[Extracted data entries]
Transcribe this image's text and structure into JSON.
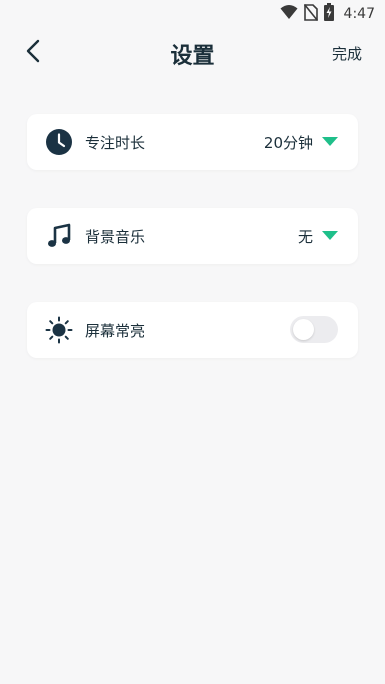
{
  "status_bar": {
    "time": "4:47",
    "icons": [
      "wifi-icon",
      "no-sim-icon",
      "battery-charging-icon"
    ]
  },
  "header": {
    "back_icon": "chevron-left-icon",
    "title": "设置",
    "done_label": "完成"
  },
  "settings": [
    {
      "id": "focus-duration",
      "icon": "clock-icon",
      "label": "专注时长",
      "value": "20分钟",
      "control": "dropdown"
    },
    {
      "id": "background-music",
      "icon": "music-note-icon",
      "label": "背景音乐",
      "value": "无",
      "control": "dropdown"
    },
    {
      "id": "keep-screen-on",
      "icon": "sun-icon",
      "label": "屏幕常亮",
      "control": "toggle",
      "toggle_on": false
    }
  ],
  "colors": {
    "accent": "#1fbf8a",
    "text": "#1b2f3a",
    "background": "#f7f7f8",
    "card": "#ffffff",
    "toggle_off": "#ececef"
  }
}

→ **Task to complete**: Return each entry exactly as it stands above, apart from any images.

→ **Task answer**:
Transcribe this image's text and structure into JSON.
{
  "status_bar": {
    "time": "4:47",
    "icons": [
      "wifi-icon",
      "no-sim-icon",
      "battery-charging-icon"
    ]
  },
  "header": {
    "back_icon": "chevron-left-icon",
    "title": "设置",
    "done_label": "完成"
  },
  "settings": [
    {
      "id": "focus-duration",
      "icon": "clock-icon",
      "label": "专注时长",
      "value": "20分钟",
      "control": "dropdown"
    },
    {
      "id": "background-music",
      "icon": "music-note-icon",
      "label": "背景音乐",
      "value": "无",
      "control": "dropdown"
    },
    {
      "id": "keep-screen-on",
      "icon": "sun-icon",
      "label": "屏幕常亮",
      "control": "toggle",
      "toggle_on": false
    }
  ],
  "colors": {
    "accent": "#1fbf8a",
    "text": "#1b2f3a",
    "background": "#f7f7f8",
    "card": "#ffffff",
    "toggle_off": "#ececef"
  }
}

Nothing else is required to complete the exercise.